Martin Bayer (born 1971) works in the fields of civic education and the cultural dimension of war. He has a vocational education in photography from Lette Verein Berlin, a BA in War Studies from King’s College London and a Master of Peace and Security Policy Studies from the Institute of Peace and Security Policy Studies at the University of Hamburg. One of his main subjects is the First World War about which he also wrote the centenary study for the German Foreign Office. His project Wartist (www.wartist.org) includes a bilingual blog website on war and the arts and curating various art exhibitions. His own photographic projects comprise series on disused military equipment and data on sunken warships. He lives and works in Berlin, Germany.
Disruptive pattern camouflage has become synonymous for military kit. Besides its military use, it is also an icon of its own, a symbol of protest as well as an aspect of fashion.
For centuries, military uniforms had been colourful to differentiate friend from foe on the battlefield, but also as a distinguishing feature towards civil society. With technological progress and the advent of both aviation and improved photography a century ago, camouflage became a necessity. Artists and zoologists played a huge role in developing camouflage patterns. Today, most nations have a distinct national camouflage, and often, specific services or special forces have their very own uniforms as a sign of distinction. Nevertheless, many patterns can be traced back to the 1930s and 1940s. While fooling an observer is at the heart of military camouflage, it remains to be ambivalent, with its roles ranging from a desired cloak of invisibility to an indicator of power and prowess.
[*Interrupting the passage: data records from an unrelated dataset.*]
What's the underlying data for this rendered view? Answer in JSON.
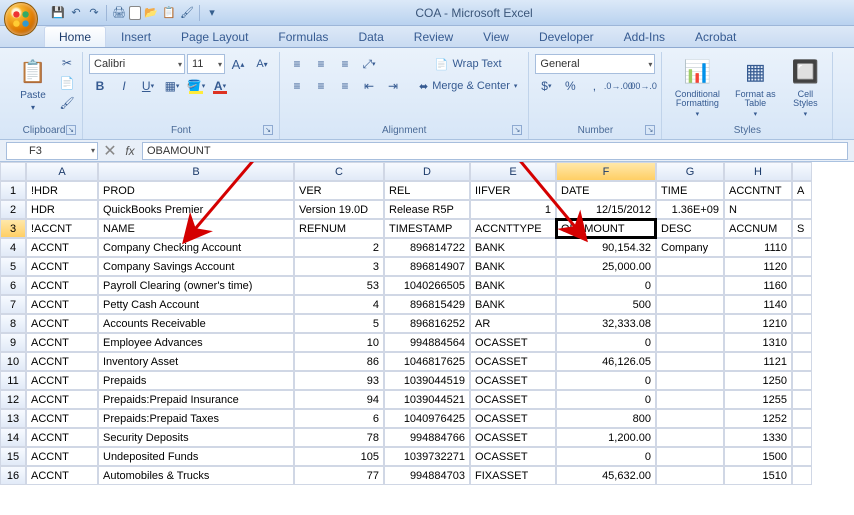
{
  "window": {
    "title": "COA - Microsoft Excel"
  },
  "qat": {
    "items": [
      "save",
      "undo",
      "redo",
      "sep",
      "quickprint",
      "box",
      "box2",
      "paste-opts",
      "brush",
      "sep",
      "more"
    ]
  },
  "tabs": [
    "Home",
    "Insert",
    "Page Layout",
    "Formulas",
    "Data",
    "Review",
    "View",
    "Developer",
    "Add-Ins",
    "Acrobat"
  ],
  "active_tab": 0,
  "ribbon": {
    "clipboard": {
      "title": "Clipboard",
      "paste": "Paste"
    },
    "font": {
      "title": "Font",
      "name": "Calibri",
      "size": "11"
    },
    "alignment": {
      "title": "Alignment",
      "wrap": "Wrap Text",
      "merge": "Merge & Center"
    },
    "number": {
      "title": "Number",
      "format": "General"
    },
    "styles": {
      "title": "Styles",
      "cond": "Conditional Formatting",
      "table": "Format as Table",
      "cell": "Cell Styles"
    }
  },
  "namebox": "F3",
  "formula": "OBAMOUNT",
  "columns": [
    "A",
    "B",
    "C",
    "D",
    "E",
    "F",
    "G",
    "H"
  ],
  "col_classes": [
    "cA",
    "cB",
    "cC",
    "cD",
    "cE",
    "cF",
    "cG",
    "cH"
  ],
  "selected_col": 5,
  "selected_row": 3,
  "rows": [
    {
      "n": 1,
      "c": [
        "!HDR",
        "PROD",
        "VER",
        "REL",
        "IIFVER",
        "DATE",
        "TIME",
        "ACCNTNT"
      ],
      "align": [
        "l",
        "l",
        "l",
        "l",
        "l",
        "l",
        "l",
        "l"
      ]
    },
    {
      "n": 2,
      "c": [
        "HDR",
        "QuickBooks Premier",
        "Version 19.0D",
        "Release R5P",
        "1",
        "12/15/2012",
        "1.36E+09",
        "N"
      ],
      "align": [
        "l",
        "l",
        "l",
        "l",
        "r",
        "r",
        "r",
        "l"
      ]
    },
    {
      "n": 3,
      "c": [
        "!ACCNT",
        "NAME",
        "REFNUM",
        "TIMESTAMP",
        "ACCNTTYPE",
        "OBAMOUNT",
        "DESC",
        "ACCNUM"
      ],
      "align": [
        "l",
        "l",
        "l",
        "l",
        "l",
        "l",
        "l",
        "l"
      ]
    },
    {
      "n": 4,
      "c": [
        "ACCNT",
        "Company Checking Account",
        "2",
        "896814722",
        "BANK",
        "90,154.32",
        "Company",
        "1110"
      ],
      "align": [
        "l",
        "l",
        "r",
        "r",
        "l",
        "r",
        "l",
        "r"
      ]
    },
    {
      "n": 5,
      "c": [
        "ACCNT",
        "Company Savings Account",
        "3",
        "896814907",
        "BANK",
        "25,000.00",
        "",
        "1120"
      ],
      "align": [
        "l",
        "l",
        "r",
        "r",
        "l",
        "r",
        "l",
        "r"
      ]
    },
    {
      "n": 6,
      "c": [
        "ACCNT",
        "Payroll Clearing (owner's time)",
        "53",
        "1040266505",
        "BANK",
        "0",
        "",
        "1160"
      ],
      "align": [
        "l",
        "l",
        "r",
        "r",
        "l",
        "r",
        "l",
        "r"
      ]
    },
    {
      "n": 7,
      "c": [
        "ACCNT",
        "Petty Cash Account",
        "4",
        "896815429",
        "BANK",
        "500",
        "",
        "1140"
      ],
      "align": [
        "l",
        "l",
        "r",
        "r",
        "l",
        "r",
        "l",
        "r"
      ]
    },
    {
      "n": 8,
      "c": [
        "ACCNT",
        "Accounts Receivable",
        "5",
        "896816252",
        "AR",
        "32,333.08",
        "",
        "1210"
      ],
      "align": [
        "l",
        "l",
        "r",
        "r",
        "l",
        "r",
        "l",
        "r"
      ]
    },
    {
      "n": 9,
      "c": [
        "ACCNT",
        "Employee Advances",
        "10",
        "994884564",
        "OCASSET",
        "0",
        "",
        "1310"
      ],
      "align": [
        "l",
        "l",
        "r",
        "r",
        "l",
        "r",
        "l",
        "r"
      ]
    },
    {
      "n": 10,
      "c": [
        "ACCNT",
        "Inventory Asset",
        "86",
        "1046817625",
        "OCASSET",
        "46,126.05",
        "",
        "1121"
      ],
      "align": [
        "l",
        "l",
        "r",
        "r",
        "l",
        "r",
        "l",
        "r"
      ]
    },
    {
      "n": 11,
      "c": [
        "ACCNT",
        "Prepaids",
        "93",
        "1039044519",
        "OCASSET",
        "0",
        "",
        "1250"
      ],
      "align": [
        "l",
        "l",
        "r",
        "r",
        "l",
        "r",
        "l",
        "r"
      ]
    },
    {
      "n": 12,
      "c": [
        "ACCNT",
        "Prepaids:Prepaid Insurance",
        "94",
        "1039044521",
        "OCASSET",
        "0",
        "",
        "1255"
      ],
      "align": [
        "l",
        "l",
        "r",
        "r",
        "l",
        "r",
        "l",
        "r"
      ]
    },
    {
      "n": 13,
      "c": [
        "ACCNT",
        "Prepaids:Prepaid Taxes",
        "6",
        "1040976425",
        "OCASSET",
        "800",
        "",
        "1252"
      ],
      "align": [
        "l",
        "l",
        "r",
        "r",
        "l",
        "r",
        "l",
        "r"
      ]
    },
    {
      "n": 14,
      "c": [
        "ACCNT",
        "Security Deposits",
        "78",
        "994884766",
        "OCASSET",
        "1,200.00",
        "",
        "1330"
      ],
      "align": [
        "l",
        "l",
        "r",
        "r",
        "l",
        "r",
        "l",
        "r"
      ]
    },
    {
      "n": 15,
      "c": [
        "ACCNT",
        "Undeposited Funds",
        "105",
        "1039732271",
        "OCASSET",
        "0",
        "",
        "1500"
      ],
      "align": [
        "l",
        "l",
        "r",
        "r",
        "l",
        "r",
        "l",
        "r"
      ]
    },
    {
      "n": 16,
      "c": [
        "ACCNT",
        "Automobiles & Trucks",
        "77",
        "994884703",
        "FIXASSET",
        "45,632.00",
        "",
        "1510"
      ],
      "align": [
        "l",
        "l",
        "r",
        "r",
        "l",
        "r",
        "l",
        "r"
      ]
    }
  ]
}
In the past decades, camouflage has become synonymous with the military, and simultaneously, a global icon on its own, a political statement and an aspect of fashion.